-- Data provided follows --
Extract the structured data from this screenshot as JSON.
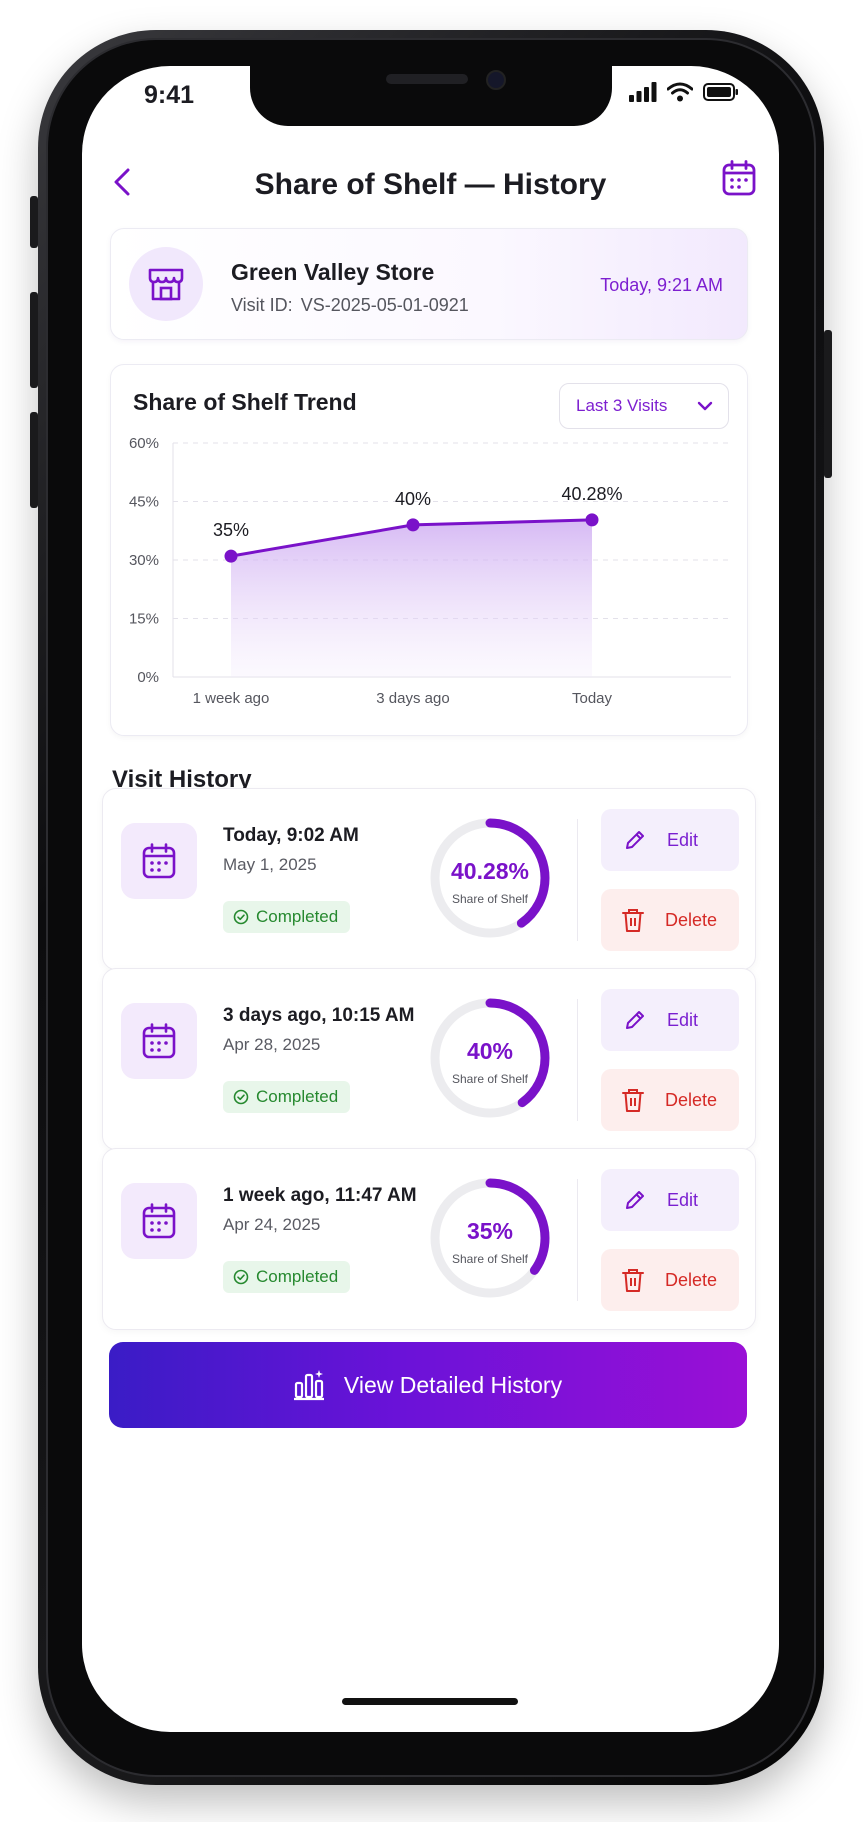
{
  "status": {
    "time": "9:41"
  },
  "header": {
    "title": "Share of Shelf — History"
  },
  "store": {
    "name": "Green Valley Store",
    "visit_id_label": "Visit ID:",
    "visit_id": "VS-2025-05-01-0921",
    "time": "Today, 9:21 AM"
  },
  "trend": {
    "title": "Share of Shelf Trend",
    "range": "Last 3 Visits"
  },
  "chart_data": {
    "type": "area",
    "title": "Share of Shelf Trend",
    "categories": [
      "1 week ago",
      "3 days ago",
      "Today"
    ],
    "values": [
      31,
      39,
      40.28
    ],
    "data_labels": [
      "35%",
      "40%",
      "40.28%"
    ],
    "yticks": [
      "60%",
      "45%",
      "30%",
      "15%",
      "0%"
    ],
    "ylim": [
      0,
      60
    ],
    "grid": true,
    "color": "#7a12c9"
  },
  "history": {
    "title": "Visit History",
    "items": [
      {
        "when": "Today, 9:02 AM",
        "date": "May 1, 2025",
        "status": "Completed",
        "percent": "40.28%",
        "value": 40.28,
        "metric": "Share of Shelf",
        "edit": "Edit",
        "delete": "Delete"
      },
      {
        "when": "3 days ago, 10:15 AM",
        "date": "Apr 28, 2025",
        "status": "Completed",
        "percent": "40%",
        "value": 40,
        "metric": "Share of Shelf",
        "edit": "Edit",
        "delete": "Delete"
      },
      {
        "when": "1 week ago, 11:47 AM",
        "date": "Apr 24, 2025",
        "status": "Completed",
        "percent": "35%",
        "value": 35,
        "metric": "Share of Shelf",
        "edit": "Edit",
        "delete": "Delete"
      }
    ]
  },
  "cta": {
    "label": "View Detailed History"
  },
  "colors": {
    "accent": "#7a12c9",
    "success": "#26892f",
    "danger": "#d52a26"
  }
}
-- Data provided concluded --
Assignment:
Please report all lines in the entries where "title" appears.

Exercise response:
    "title": "Share of Shelf — History"
    "title": "Share of Shelf Trend",
    "title": "Share of Shelf Trend",
    "title": "Visit History",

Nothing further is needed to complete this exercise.